PROBLEM REQUIREMENTS: Give back every entry exactly as it is written, but not the pictures.

MATERIAL FOR THIS TASK:

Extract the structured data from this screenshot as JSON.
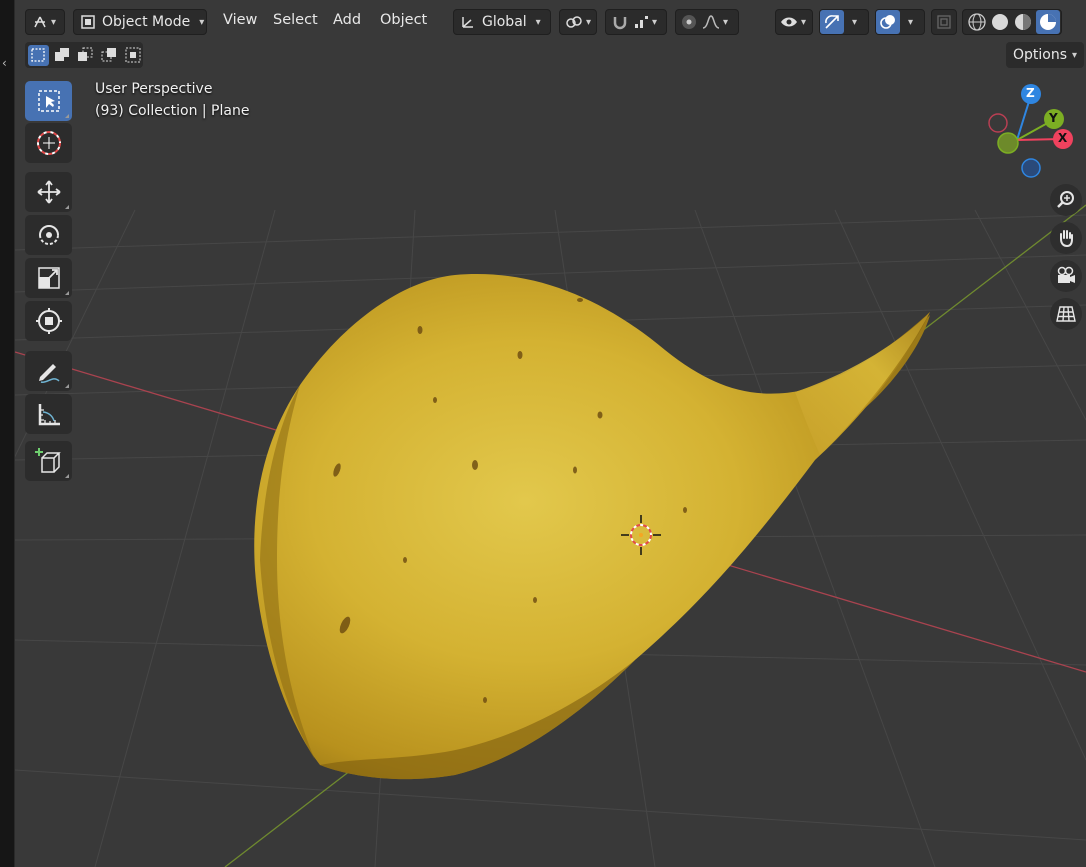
{
  "header": {
    "mode_label": "Object Mode",
    "menus": [
      "View",
      "Select",
      "Add",
      "Object"
    ],
    "orientation_label": "Global",
    "options_label": "Options"
  },
  "overlay": {
    "view_name": "User Perspective",
    "collection_info": "(93) Collection | Plane"
  },
  "gizmo": {
    "z_label": "Z",
    "y_label": "Y",
    "x_label": "X",
    "colors": {
      "x": "#f0425e",
      "y": "#7cae23",
      "z": "#2f86e1"
    }
  },
  "colors": {
    "viewport_bg": "#393939",
    "active_tool": "#4772b3",
    "chip_yellow": "#d8b530",
    "x_axis_line": "#a9434f",
    "y_axis_line": "#6f8a2f"
  },
  "tools": [
    "select-box",
    "cursor",
    "move",
    "rotate",
    "scale",
    "transform",
    "annotate",
    "measure",
    "add-cube"
  ],
  "nav_buttons": [
    "zoom",
    "pan",
    "camera",
    "ortho-grid"
  ],
  "object": {
    "name": "Plane",
    "material": "potato chip texture"
  }
}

ANSWER TO THIS PROBLEM:
Extract the structured data from this screenshot as JSON.
{
  "header": {
    "mode_label": "Object Mode",
    "menus": [
      "View",
      "Select",
      "Add",
      "Object"
    ],
    "orientation_label": "Global",
    "options_label": "Options"
  },
  "overlay": {
    "view_name": "User Perspective",
    "collection_info": "(93) Collection | Plane"
  },
  "gizmo": {
    "z_label": "Z",
    "y_label": "Y",
    "x_label": "X",
    "colors": {
      "x": "#f0425e",
      "y": "#7cae23",
      "z": "#2f86e1"
    }
  },
  "colors": {
    "viewport_bg": "#393939",
    "active_tool": "#4772b3",
    "chip_yellow": "#d8b530",
    "x_axis_line": "#a9434f",
    "y_axis_line": "#6f8a2f"
  },
  "tools": [
    "select-box",
    "cursor",
    "move",
    "rotate",
    "scale",
    "transform",
    "annotate",
    "measure",
    "add-cube"
  ],
  "nav_buttons": [
    "zoom",
    "pan",
    "camera",
    "ortho-grid"
  ],
  "object": {
    "name": "Plane",
    "material": "potato chip texture"
  }
}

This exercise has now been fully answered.